=== Section Start ===
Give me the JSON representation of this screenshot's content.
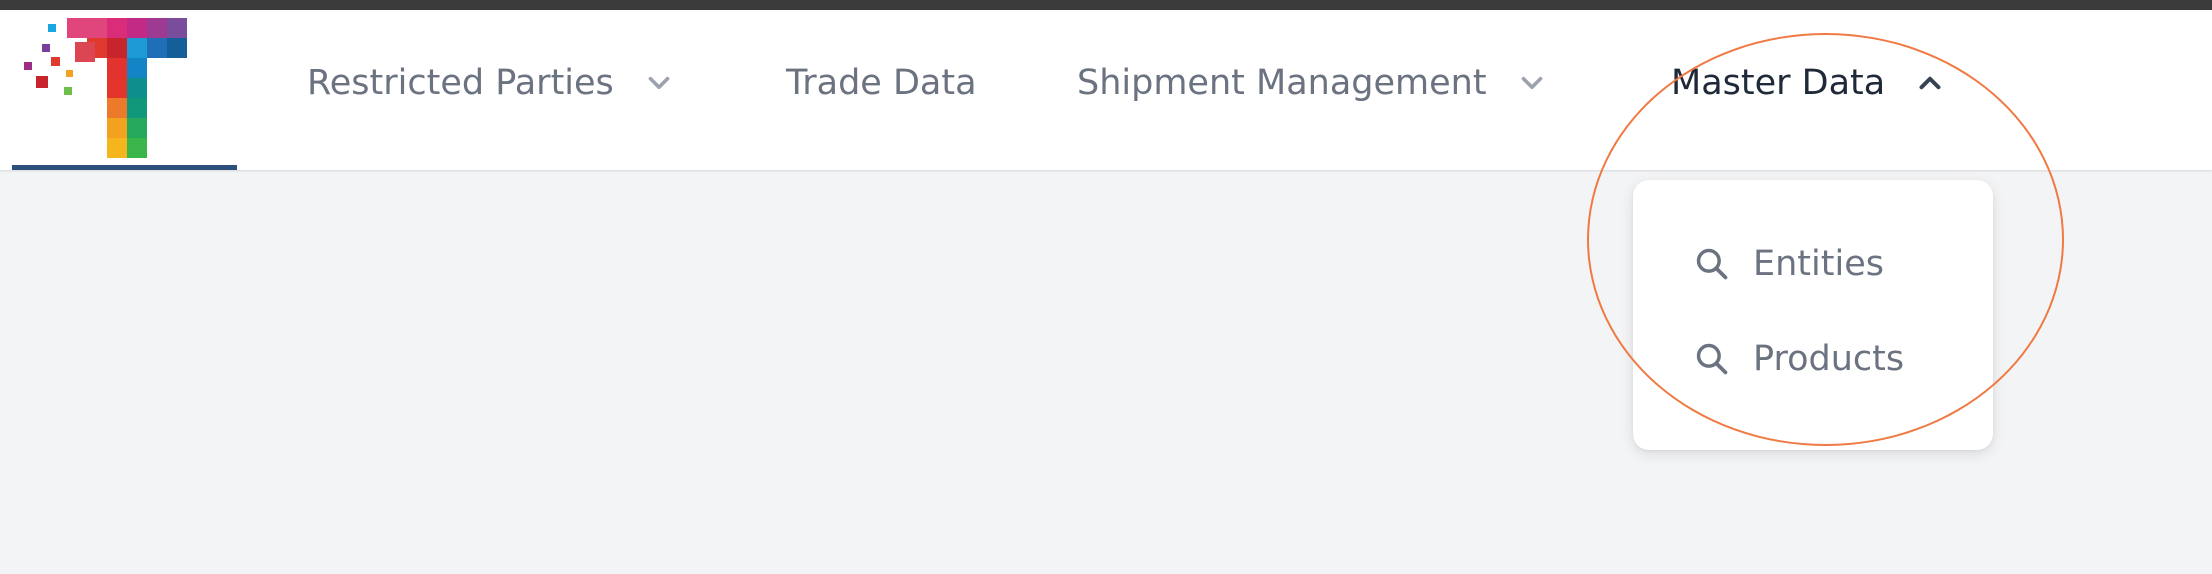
{
  "nav": {
    "items": [
      {
        "label": "Restricted Parties",
        "has_dropdown": true,
        "expanded": false
      },
      {
        "label": "Trade Data",
        "has_dropdown": false
      },
      {
        "label": "Shipment Management",
        "has_dropdown": true,
        "expanded": false
      },
      {
        "label": "Master Data",
        "has_dropdown": true,
        "expanded": true
      }
    ]
  },
  "dropdown": {
    "items": [
      {
        "label": "Entities",
        "icon": "search-icon"
      },
      {
        "label": "Products",
        "icon": "search-icon"
      }
    ]
  },
  "colors": {
    "nav_text": "#6b7280",
    "nav_text_active": "#1f2937",
    "page_background": "#f3f4f6",
    "logo_underline": "#2c4f7c",
    "highlight": "#f07a43"
  }
}
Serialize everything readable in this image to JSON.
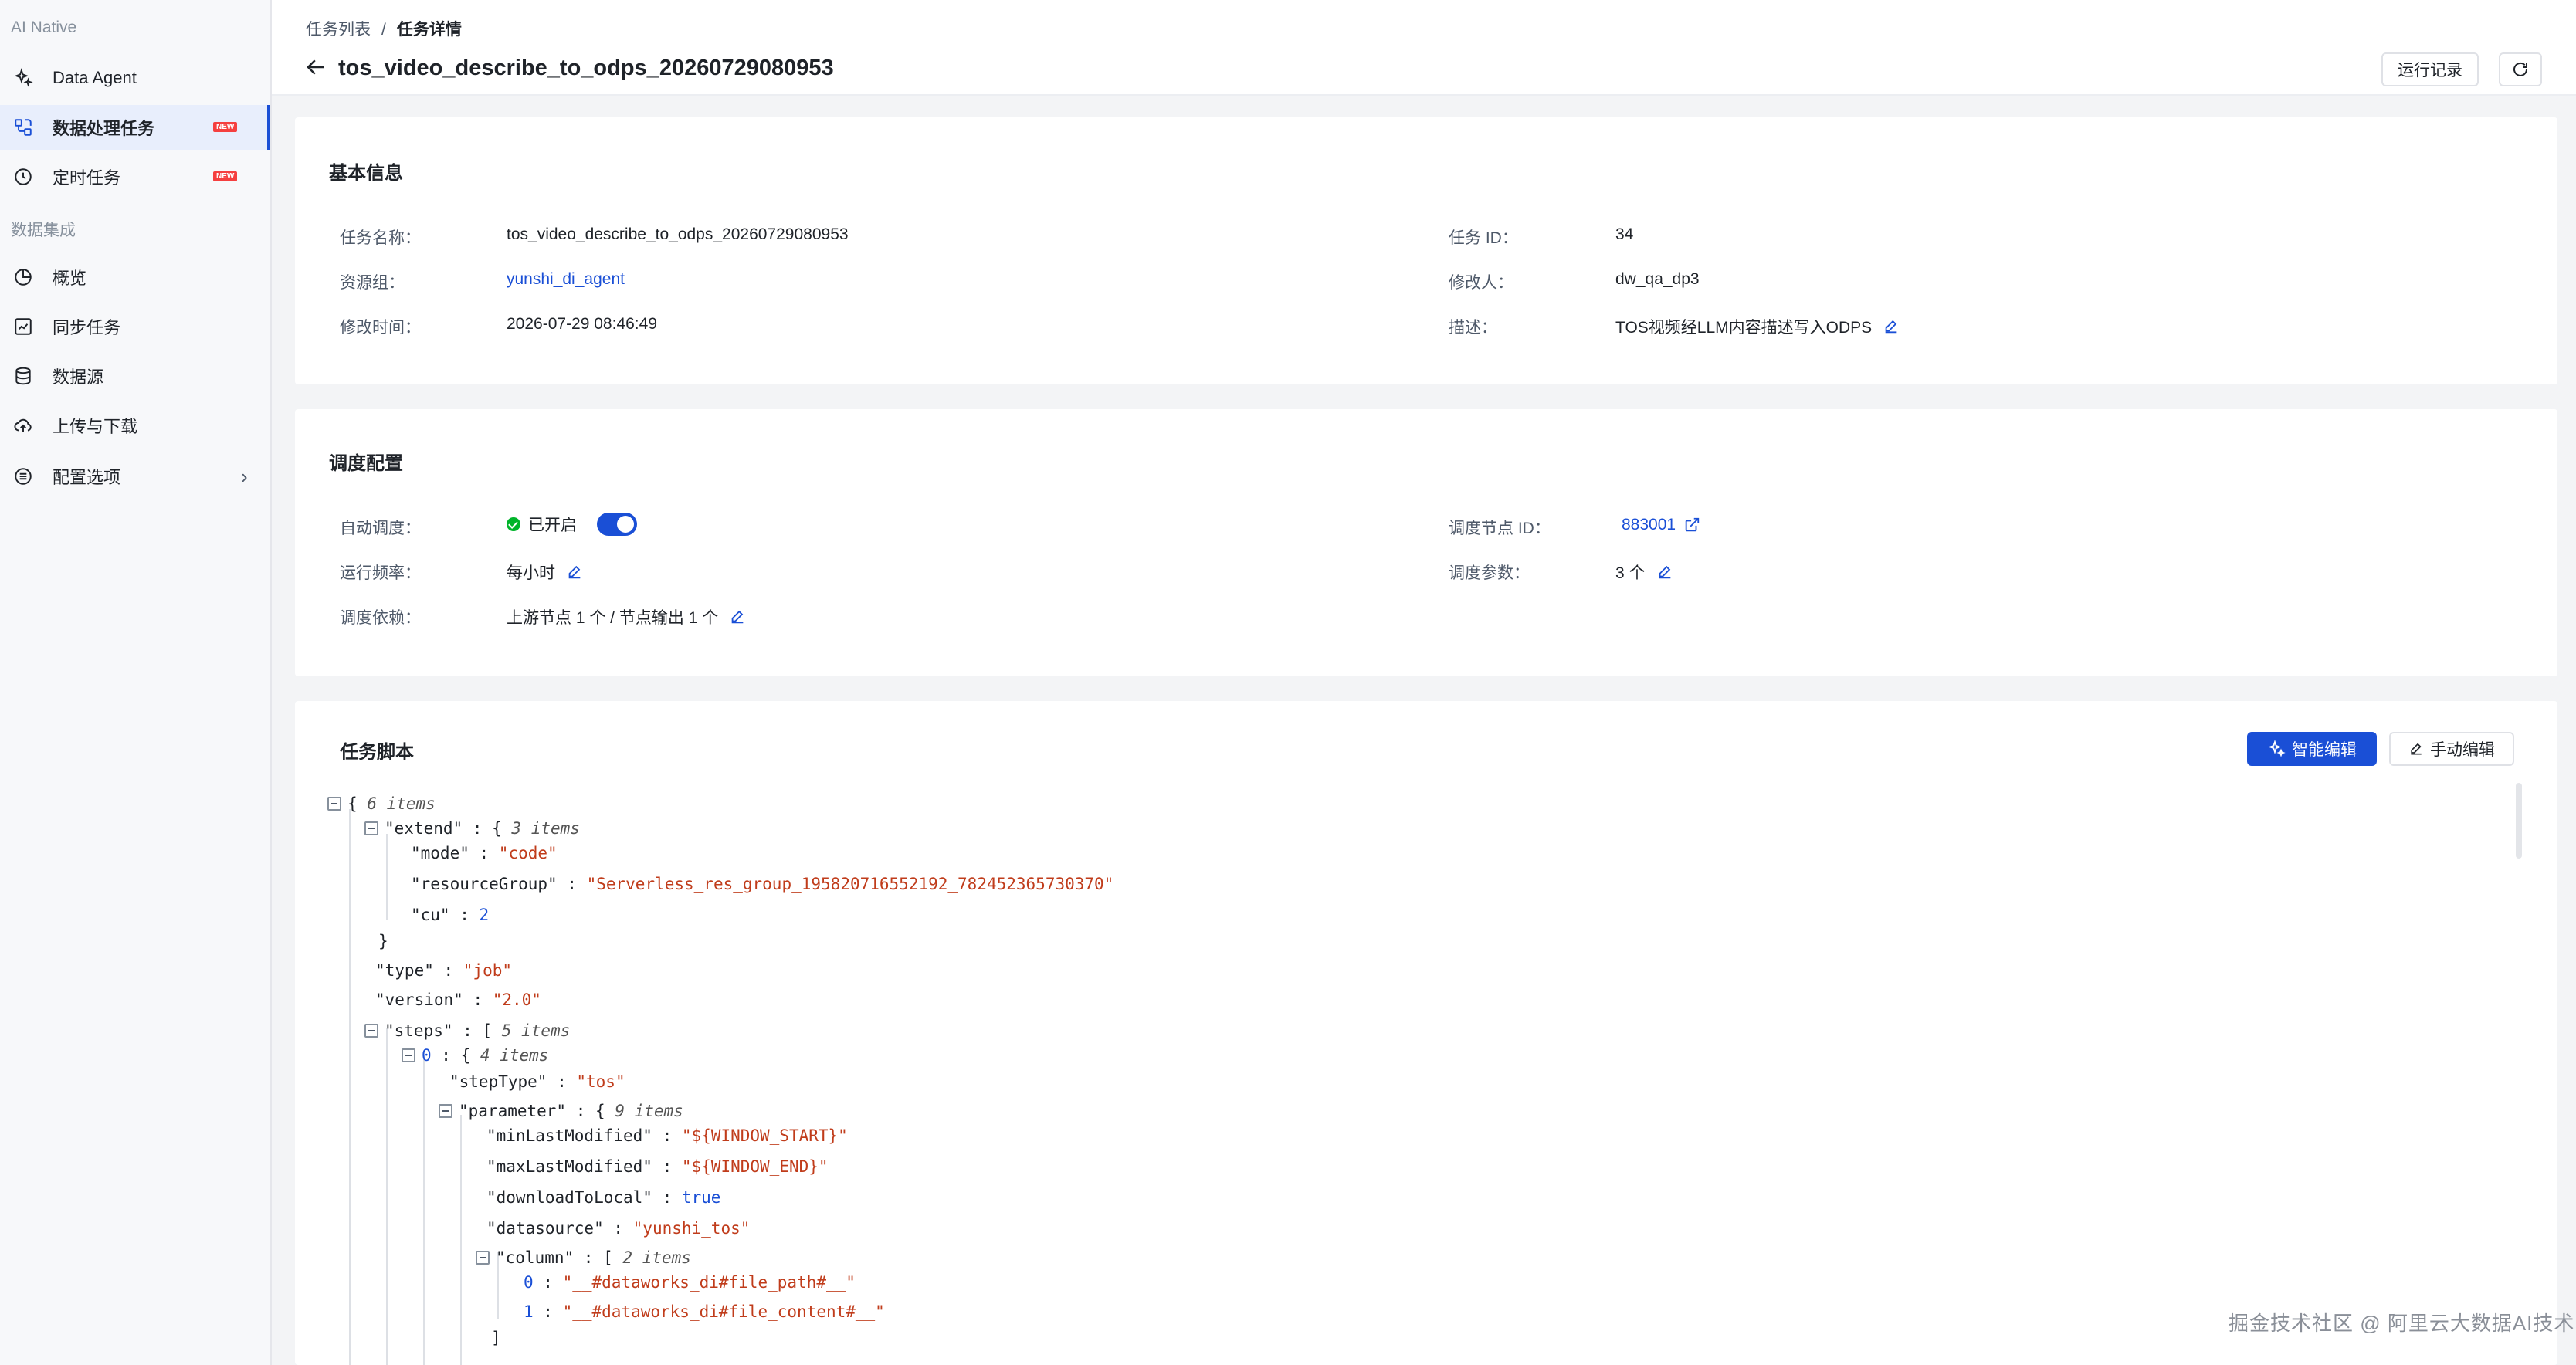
{
  "sidebar": {
    "group_ai": "AI Native",
    "item_agent": "Data Agent",
    "item_tasks": "数据处理任务",
    "item_scheduled": "定时任务",
    "badge_new": "NEW",
    "group_integration": "数据集成",
    "item_overview": "概览",
    "item_sync": "同步任务",
    "item_datasource": "数据源",
    "item_upload": "上传与下载",
    "item_config": "配置选项"
  },
  "header": {
    "crumb_list": "任务列表",
    "crumb_sep": "/",
    "crumb_detail": "任务详情",
    "title": "tos_video_describe_to_odps_20260729080953",
    "btn_history": "运行记录"
  },
  "basic": {
    "title": "基本信息",
    "name_label": "任务名称：",
    "name_value": "tos_video_describe_to_odps_20260729080953",
    "group_label": "资源组：",
    "group_value": "yunshi_di_agent",
    "mtime_label": "修改时间：",
    "mtime_value": "2026-07-29 08:46:49",
    "id_label": "任务 ID：",
    "id_value": "34",
    "modifier_label": "修改人：",
    "modifier_value": "dw_qa_dp3",
    "desc_label": "描述：",
    "desc_value": "TOS视频经LLM内容描述写入ODPS"
  },
  "schedule": {
    "title": "调度配置",
    "auto_label": "自动调度：",
    "auto_value": "已开启",
    "freq_label": "运行频率：",
    "freq_value": "每小时",
    "dep_label": "调度依赖：",
    "dep_value": "上游节点 1 个 / 节点输出 1 个",
    "node_label": "调度节点 ID：",
    "node_value": "883001",
    "params_label": "调度参数：",
    "params_value": "3 个"
  },
  "script": {
    "title": "任务脚本",
    "btn_ai_edit": "智能编辑",
    "btn_manual_edit": "手动编辑",
    "lines": {
      "root_brace": "{",
      "root_count": "6 items",
      "extend_key": "\"extend\"",
      "extend_open": "{",
      "extend_count": "3 items",
      "mode_key": "\"mode\"",
      "mode_val": "\"code\"",
      "rg_key": "\"resourceGroup\"",
      "rg_val": "\"Serverless_res_group_195820716552192_782452365730370\"",
      "cu_key": "\"cu\"",
      "cu_val": "2",
      "extend_close": "}",
      "type_key": "\"type\"",
      "type_val": "\"job\"",
      "version_key": "\"version\"",
      "version_val": "\"2.0\"",
      "steps_key": "\"steps\"",
      "steps_open": "[",
      "steps_count": "5 items",
      "step0_idx": "0",
      "step0_open": "{",
      "step0_count": "4 items",
      "steptype_key": "\"stepType\"",
      "steptype_val": "\"tos\"",
      "param_key": "\"parameter\"",
      "param_open": "{",
      "param_count": "9 items",
      "minlm_key": "\"minLastModified\"",
      "minlm_val": "\"${WINDOW_START}\"",
      "maxlm_key": "\"maxLastModified\"",
      "maxlm_val": "\"${WINDOW_END}\"",
      "dl_key": "\"downloadToLocal\"",
      "dl_val": "true",
      "ds_key": "\"datasource\"",
      "ds_val": "\"yunshi_tos\"",
      "col_key": "\"column\"",
      "col_open": "[",
      "col_count": "2 items",
      "col0_idx": "0",
      "col0_val": "\"__#dataworks_di#file_path#__\"",
      "col1_idx": "1",
      "col1_val": "\"__#dataworks_di#file_content#__\"",
      "col_close": "]"
    }
  },
  "watermark": "掘金技术社区 @ 阿里云大数据AI技术",
  "colors": {
    "primary": "#1a4fd6",
    "string": "#c03c1b",
    "success": "#00b42a",
    "badge": "#f53f3f"
  }
}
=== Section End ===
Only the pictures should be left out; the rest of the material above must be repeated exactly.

◆ **Answer box**:
Give me the JSON representation of this screenshot's content.
{
  "nav": {
    "items": [
      {
        "label": "Restricted Parties",
        "has_dropdown": true,
        "expanded": false
      },
      {
        "label": "Trade Data",
        "has_dropdown": false
      },
      {
        "label": "Shipment Management",
        "has_dropdown": true,
        "expanded": false
      },
      {
        "label": "Master Data",
        "has_dropdown": true,
        "expanded": true
      }
    ]
  },
  "dropdown": {
    "items": [
      {
        "label": "Entities",
        "icon": "search-icon"
      },
      {
        "label": "Products",
        "icon": "search-icon"
      }
    ]
  },
  "colors": {
    "nav_text": "#6b7280",
    "nav_text_active": "#1f2937",
    "page_background": "#f3f4f6",
    "logo_underline": "#2c4f7c",
    "highlight": "#f07a43"
  }
}
Serialize everything readable in this image to JSON.
{
  "sidebar": {
    "group_ai": "AI Native",
    "item_agent": "Data Agent",
    "item_tasks": "数据处理任务",
    "item_scheduled": "定时任务",
    "badge_new": "NEW",
    "group_integration": "数据集成",
    "item_overview": "概览",
    "item_sync": "同步任务",
    "item_datasource": "数据源",
    "item_upload": "上传与下载",
    "item_config": "配置选项"
  },
  "header": {
    "crumb_list": "任务列表",
    "crumb_sep": "/",
    "crumb_detail": "任务详情",
    "title": "tos_video_describe_to_odps_20260729080953",
    "btn_history": "运行记录"
  },
  "basic": {
    "title": "基本信息",
    "name_label": "任务名称：",
    "name_value": "tos_video_describe_to_odps_20260729080953",
    "group_label": "资源组：",
    "group_value": "yunshi_di_agent",
    "mtime_label": "修改时间：",
    "mtime_value": "2026-07-29 08:46:49",
    "id_label": "任务 ID：",
    "id_value": "34",
    "modifier_label": "修改人：",
    "modifier_value": "dw_qa_dp3",
    "desc_label": "描述：",
    "desc_value": "TOS视频经LLM内容描述写入ODPS"
  },
  "schedule": {
    "title": "调度配置",
    "auto_label": "自动调度：",
    "auto_value": "已开启",
    "freq_label": "运行频率：",
    "freq_value": "每小时",
    "dep_label": "调度依赖：",
    "dep_value": "上游节点 1 个 / 节点输出 1 个",
    "node_label": "调度节点 ID：",
    "node_value": "883001",
    "params_label": "调度参数：",
    "params_value": "3 个"
  },
  "script": {
    "title": "任务脚本",
    "btn_ai_edit": "智能编辑",
    "btn_manual_edit": "手动编辑",
    "lines": {
      "root_brace": "{",
      "root_count": "6 items",
      "extend_key": "\"extend\"",
      "extend_open": "{",
      "extend_count": "3 items",
      "mode_key": "\"mode\"",
      "mode_val": "\"code\"",
      "rg_key": "\"resourceGroup\"",
      "rg_val": "\"Serverless_res_group_195820716552192_782452365730370\"",
      "cu_key": "\"cu\"",
      "cu_val": "2",
      "extend_close": "}",
      "type_key": "\"type\"",
      "type_val": "\"job\"",
      "version_key": "\"version\"",
      "version_val": "\"2.0\"",
      "steps_key": "\"steps\"",
      "steps_open": "[",
      "steps_count": "5 items",
      "step0_idx": "0",
      "step0_open": "{",
      "step0_count": "4 items",
      "steptype_key": "\"stepType\"",
      "steptype_val": "\"tos\"",
      "param_key": "\"parameter\"",
      "param_open": "{",
      "param_count": "9 items",
      "minlm_key": "\"minLastModified\"",
      "minlm_val": "\"${WINDOW_START}\"",
      "maxlm_key": "\"maxLastModified\"",
      "maxlm_val": "\"${WINDOW_END}\"",
      "dl_key": "\"downloadToLocal\"",
      "dl_val": "true",
      "ds_key": "\"datasource\"",
      "ds_val": "\"yunshi_tos\"",
      "col_key": "\"column\"",
      "col_open": "[",
      "col_count": "2 items",
      "col0_idx": "0",
      "col0_val": "\"__#dataworks_di#file_path#__\"",
      "col1_idx": "1",
      "col1_val": "\"__#dataworks_di#file_content#__\"",
      "col_close": "]"
    }
  },
  "watermark": "掘金技术社区 @ 阿里云大数据AI技术",
  "colors": {
    "primary": "#1a4fd6",
    "string": "#c03c1b",
    "success": "#00b42a",
    "badge": "#f53f3f"
  }
}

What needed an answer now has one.